◆ DATA PROVIDED:
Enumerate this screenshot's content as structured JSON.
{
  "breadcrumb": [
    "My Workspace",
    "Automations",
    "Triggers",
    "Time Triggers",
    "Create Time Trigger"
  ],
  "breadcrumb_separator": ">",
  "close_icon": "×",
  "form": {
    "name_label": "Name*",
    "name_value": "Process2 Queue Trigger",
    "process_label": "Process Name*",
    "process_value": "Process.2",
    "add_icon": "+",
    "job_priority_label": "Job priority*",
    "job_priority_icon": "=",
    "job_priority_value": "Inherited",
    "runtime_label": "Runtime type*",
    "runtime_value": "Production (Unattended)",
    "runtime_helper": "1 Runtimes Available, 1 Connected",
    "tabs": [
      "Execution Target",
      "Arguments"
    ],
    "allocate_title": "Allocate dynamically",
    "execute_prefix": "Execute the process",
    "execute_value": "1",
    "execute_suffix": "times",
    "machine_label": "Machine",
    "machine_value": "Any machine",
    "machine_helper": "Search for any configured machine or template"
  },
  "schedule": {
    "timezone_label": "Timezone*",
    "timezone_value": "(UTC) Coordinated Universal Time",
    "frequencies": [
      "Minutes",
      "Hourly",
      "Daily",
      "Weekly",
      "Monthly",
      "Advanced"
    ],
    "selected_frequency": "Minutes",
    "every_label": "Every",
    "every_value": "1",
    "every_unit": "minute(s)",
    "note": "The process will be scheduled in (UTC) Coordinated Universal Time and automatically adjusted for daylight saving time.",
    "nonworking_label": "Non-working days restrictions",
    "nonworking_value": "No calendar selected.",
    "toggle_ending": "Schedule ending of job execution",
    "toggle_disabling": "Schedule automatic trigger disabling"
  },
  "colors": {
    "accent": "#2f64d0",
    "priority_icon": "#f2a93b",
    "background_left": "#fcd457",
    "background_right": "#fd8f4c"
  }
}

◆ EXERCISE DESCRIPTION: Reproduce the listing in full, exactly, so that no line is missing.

◆ SOLUTION TO THIS EXERCISE:
Enumerate this screenshot's content as structured JSON.
{
  "breadcrumb": [
    "My Workspace",
    "Automations",
    "Triggers",
    "Time Triggers",
    "Create Time Trigger"
  ],
  "breadcrumb_separator": ">",
  "close_icon": "×",
  "form": {
    "name_label": "Name*",
    "name_value": "Process2 Queue Trigger",
    "process_label": "Process Name*",
    "process_value": "Process.2",
    "add_icon": "+",
    "job_priority_label": "Job priority*",
    "job_priority_icon": "=",
    "job_priority_value": "Inherited",
    "runtime_label": "Runtime type*",
    "runtime_value": "Production (Unattended)",
    "runtime_helper": "1 Runtimes Available, 1 Connected",
    "tabs": [
      "Execution Target",
      "Arguments"
    ],
    "allocate_title": "Allocate dynamically",
    "execute_prefix": "Execute the process",
    "execute_value": "1",
    "execute_suffix": "times",
    "machine_label": "Machine",
    "machine_value": "Any machine",
    "machine_helper": "Search for any configured machine or template"
  },
  "schedule": {
    "timezone_label": "Timezone*",
    "timezone_value": "(UTC) Coordinated Universal Time",
    "frequencies": [
      "Minutes",
      "Hourly",
      "Daily",
      "Weekly",
      "Monthly",
      "Advanced"
    ],
    "selected_frequency": "Minutes",
    "every_label": "Every",
    "every_value": "1",
    "every_unit": "minute(s)",
    "note": "The process will be scheduled in (UTC) Coordinated Universal Time and automatically adjusted for daylight saving time.",
    "nonworking_label": "Non-working days restrictions",
    "nonworking_value": "No calendar selected.",
    "toggle_ending": "Schedule ending of job execution",
    "toggle_disabling": "Schedule automatic trigger disabling"
  },
  "colors": {
    "accent": "#2f64d0",
    "priority_icon": "#f2a93b",
    "background_left": "#fcd457",
    "background_right": "#fd8f4c"
  }
}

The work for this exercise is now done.